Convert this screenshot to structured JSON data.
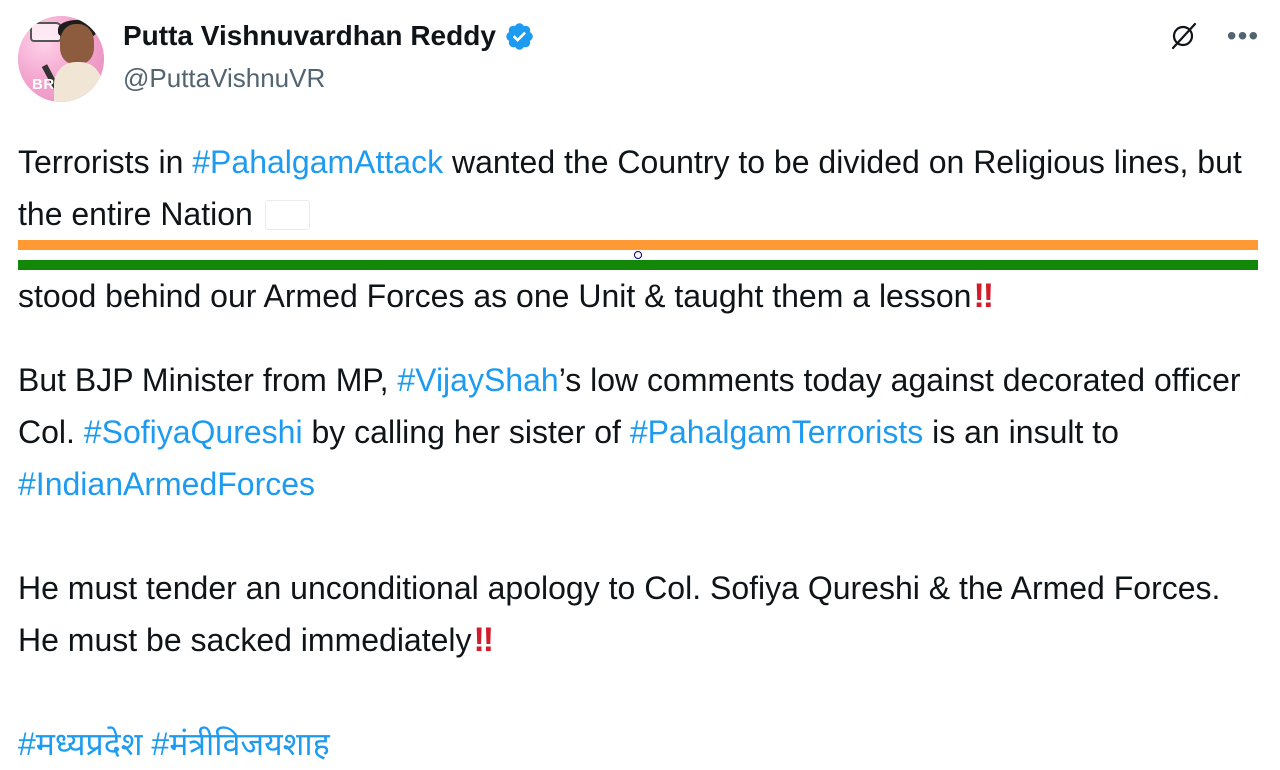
{
  "author": {
    "display_name": "Putta Vishnuvardhan Reddy",
    "handle": "@PuttaVishnuVR",
    "avatar_text": "BR",
    "verified_icon": "verified-badge-icon"
  },
  "actions": {
    "grok_icon": "grok-icon",
    "more_icon": "more-options-icon",
    "more_label": "•••"
  },
  "post": {
    "p1": {
      "t1": "Terrorists in ",
      "h1": "#PahalgamAttack",
      "t2": " wanted the Country to be divided on Religious lines, but the entire Nation ",
      "flag_icon": "india-flag-icon",
      "t3": " stood behind our Armed Forces as one Unit & taught them a lesson",
      "emoji": "‼"
    },
    "p2": {
      "t1": "But BJP Minister from MP, ",
      "h1": "#VijayShah",
      "t2": "’s low comments today against decorated officer Col. ",
      "h2": "#SofiyaQureshi",
      "t3": " by calling her sister of ",
      "h3": "#PahalgamTerrorists",
      "t4": " is an insult to ",
      "h4": "#IndianArmedForces"
    },
    "p3": {
      "t1": "He must tender an unconditional apology to Col. Sofiya Qureshi & the Armed Forces. He must be sacked immediately",
      "emoji": "‼"
    },
    "p4": {
      "h1": "#मध्यप्रदेश",
      "sep": " ",
      "h2": "#मंत्रीविजयशाह"
    }
  },
  "colors": {
    "text": "#0f1419",
    "secondary": "#536471",
    "hashtag": "#1d9bf0",
    "alert": "#d11c2b"
  }
}
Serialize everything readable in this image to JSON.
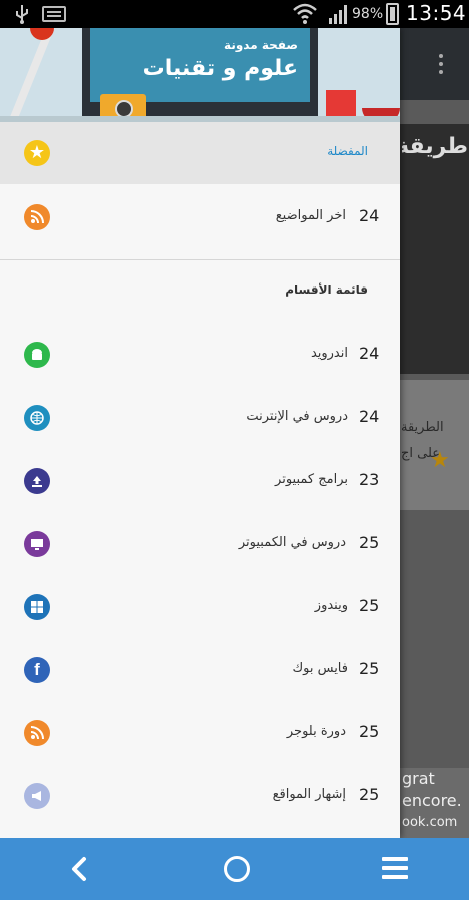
{
  "status_bar": {
    "battery": "98%",
    "time": "13:54",
    "icons": [
      "usb-icon",
      "keyboard-icon",
      "wifi-icon",
      "signal-icon",
      "battery-icon"
    ]
  },
  "background_app": {
    "banner_title": "طريقة",
    "card_line1": "الطريقة",
    "card_line2": "على اج",
    "ad_line1": "grat",
    "ad_line2": "encore.",
    "ad_line3": "ook.com"
  },
  "drawer": {
    "header": {
      "line1": "صفحة مدونة",
      "line2": "علوم و تقنيات"
    },
    "favorites": {
      "label": "المفضلة",
      "icon": "star-icon"
    },
    "latest": {
      "count": "24",
      "label": "اخر المواضيع",
      "icon": "rss-icon"
    },
    "section_title": "قائمة الأقسام",
    "categories": [
      {
        "count": "24",
        "label": "اندرويد",
        "icon": "android-icon"
      },
      {
        "count": "24",
        "label": "دروس في الإنترنت",
        "icon": "globe-icon"
      },
      {
        "count": "23",
        "label": "برامج كمبيوتر",
        "icon": "upload-icon"
      },
      {
        "count": "25",
        "label": "دروس في الكمبيوتر",
        "icon": "monitor-icon"
      },
      {
        "count": "25",
        "label": "ويندوز",
        "icon": "windows-icon"
      },
      {
        "count": "25",
        "label": "فايس بوك",
        "icon": "facebook-icon"
      },
      {
        "count": "25",
        "label": "دورة بلوجر",
        "icon": "rss-icon"
      },
      {
        "count": "25",
        "label": "إشهار المواقع",
        "icon": "megaphone-icon"
      }
    ]
  },
  "navbar": {
    "icons": [
      "back-icon",
      "home-icon",
      "menu-icon"
    ]
  },
  "colors": {
    "nav": "#3f8fd4",
    "favorite_label": "#1e88c8",
    "drawer_bg": "#f7f7f7"
  }
}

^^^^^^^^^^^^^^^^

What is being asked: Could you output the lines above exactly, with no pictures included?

Response to this task:
Convert this screenshot to structured JSON data.
{
  "author": {
    "display_name": "Putta Vishnuvardhan Reddy",
    "handle": "@PuttaVishnuVR",
    "avatar_text": "BR",
    "verified_icon": "verified-badge-icon"
  },
  "actions": {
    "grok_icon": "grok-icon",
    "more_icon": "more-options-icon",
    "more_label": "•••"
  },
  "post": {
    "p1": {
      "t1": "Terrorists in ",
      "h1": "#PahalgamAttack",
      "t2": " wanted the Country to be divided on Religious lines, but the entire Nation ",
      "flag_icon": "india-flag-icon",
      "t3": " stood behind our Armed Forces as one Unit & taught them a lesson",
      "emoji": "‼"
    },
    "p2": {
      "t1": "But BJP Minister from MP, ",
      "h1": "#VijayShah",
      "t2": "’s low comments today against decorated officer Col. ",
      "h2": "#SofiyaQureshi",
      "t3": " by calling her sister of ",
      "h3": "#PahalgamTerrorists",
      "t4": " is an insult to ",
      "h4": "#IndianArmedForces"
    },
    "p3": {
      "t1": "He must tender an unconditional apology to Col. Sofiya Qureshi & the Armed Forces. He must be sacked immediately",
      "emoji": "‼"
    },
    "p4": {
      "h1": "#मध्यप्रदेश",
      "sep": " ",
      "h2": "#मंत्रीविजयशाह"
    }
  },
  "colors": {
    "text": "#0f1419",
    "secondary": "#536471",
    "hashtag": "#1d9bf0",
    "alert": "#d11c2b"
  }
}
Serialize everything readable in this image to JSON.
{
  "status_bar": {
    "battery": "98%",
    "time": "13:54",
    "icons": [
      "usb-icon",
      "keyboard-icon",
      "wifi-icon",
      "signal-icon",
      "battery-icon"
    ]
  },
  "background_app": {
    "banner_title": "طريقة",
    "card_line1": "الطريقة",
    "card_line2": "على اج",
    "ad_line1": "grat",
    "ad_line2": "encore.",
    "ad_line3": "ook.com"
  },
  "drawer": {
    "header": {
      "line1": "صفحة مدونة",
      "line2": "علوم و تقنيات"
    },
    "favorites": {
      "label": "المفضلة",
      "icon": "star-icon"
    },
    "latest": {
      "count": "24",
      "label": "اخر المواضيع",
      "icon": "rss-icon"
    },
    "section_title": "قائمة الأقسام",
    "categories": [
      {
        "count": "24",
        "label": "اندرويد",
        "icon": "android-icon"
      },
      {
        "count": "24",
        "label": "دروس في الإنترنت",
        "icon": "globe-icon"
      },
      {
        "count": "23",
        "label": "برامج كمبيوتر",
        "icon": "upload-icon"
      },
      {
        "count": "25",
        "label": "دروس في الكمبيوتر",
        "icon": "monitor-icon"
      },
      {
        "count": "25",
        "label": "ويندوز",
        "icon": "windows-icon"
      },
      {
        "count": "25",
        "label": "فايس بوك",
        "icon": "facebook-icon"
      },
      {
        "count": "25",
        "label": "دورة بلوجر",
        "icon": "rss-icon"
      },
      {
        "count": "25",
        "label": "إشهار المواقع",
        "icon": "megaphone-icon"
      }
    ]
  },
  "navbar": {
    "icons": [
      "back-icon",
      "home-icon",
      "menu-icon"
    ]
  },
  "colors": {
    "nav": "#3f8fd4",
    "favorite_label": "#1e88c8",
    "drawer_bg": "#f7f7f7"
  }
}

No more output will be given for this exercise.